It is often suggested that Facebook, Google, and the other major tech companies violate the privacy of their users, and of course the companies are criticized on those grounds. Yet I never see those critics go after other sources of privacy violations, such as say the friends and acquaintances who gossip behind our backs. If privacy were so important, you might expect the overall campaign to be “pro-privacy” rather than just “anti-corporate” or “anti-tech.”
One possibility is that service users don’t see much of a chance that the “Zip files” assembled on them by the algorithms stand much chance of harming their fortunes or even being released in decipherable form.
Still, people are made vaguely uncomfortable by some of what is going on. Could it be a “control” issue rather than a privacy issue? That is, people do not like “feeling out of control” when it comes to their lives, including their personal data. They used to “feel in control” and now they do not, in part because of the very media critics who view themselves as solving the privacy problem.

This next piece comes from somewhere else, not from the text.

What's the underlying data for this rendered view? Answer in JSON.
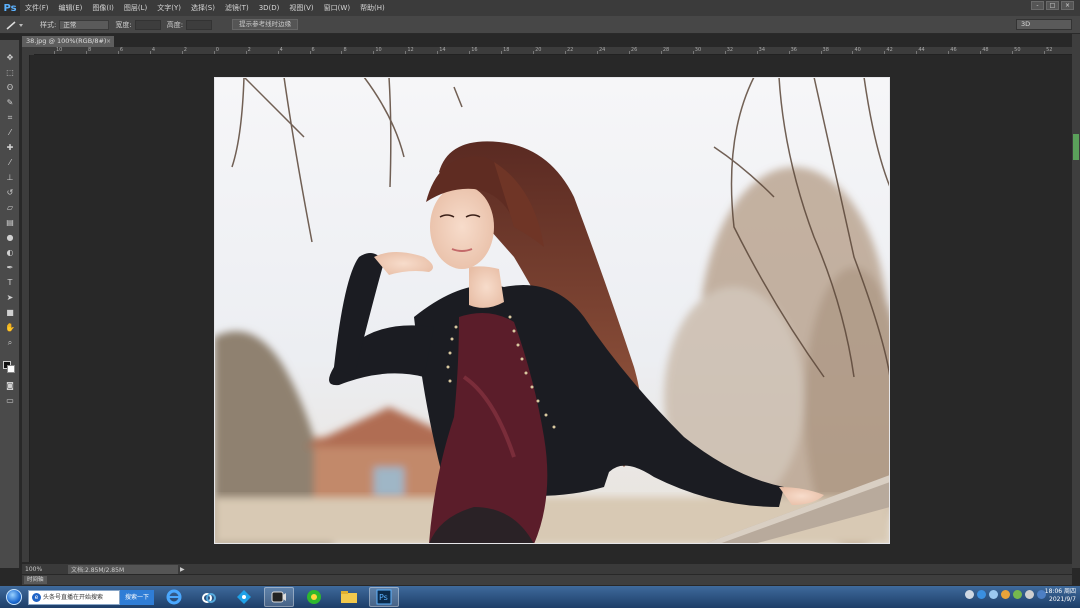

If it is a control problem, the chance that placebos will improve matters is higher, because I do not see our privacy losses as being reversible, or people even caring all that much. What is the cheapest placebo that can help us address the control problem? Passing some meaningless piece of legislation? Self-reforms from the media? The right kinds of proclamations from the tech companies? All of the above?
I believe public discourse would be improved if we realized “privacy problems aren’t always about privacy,” to paraphrase Robin Hanson.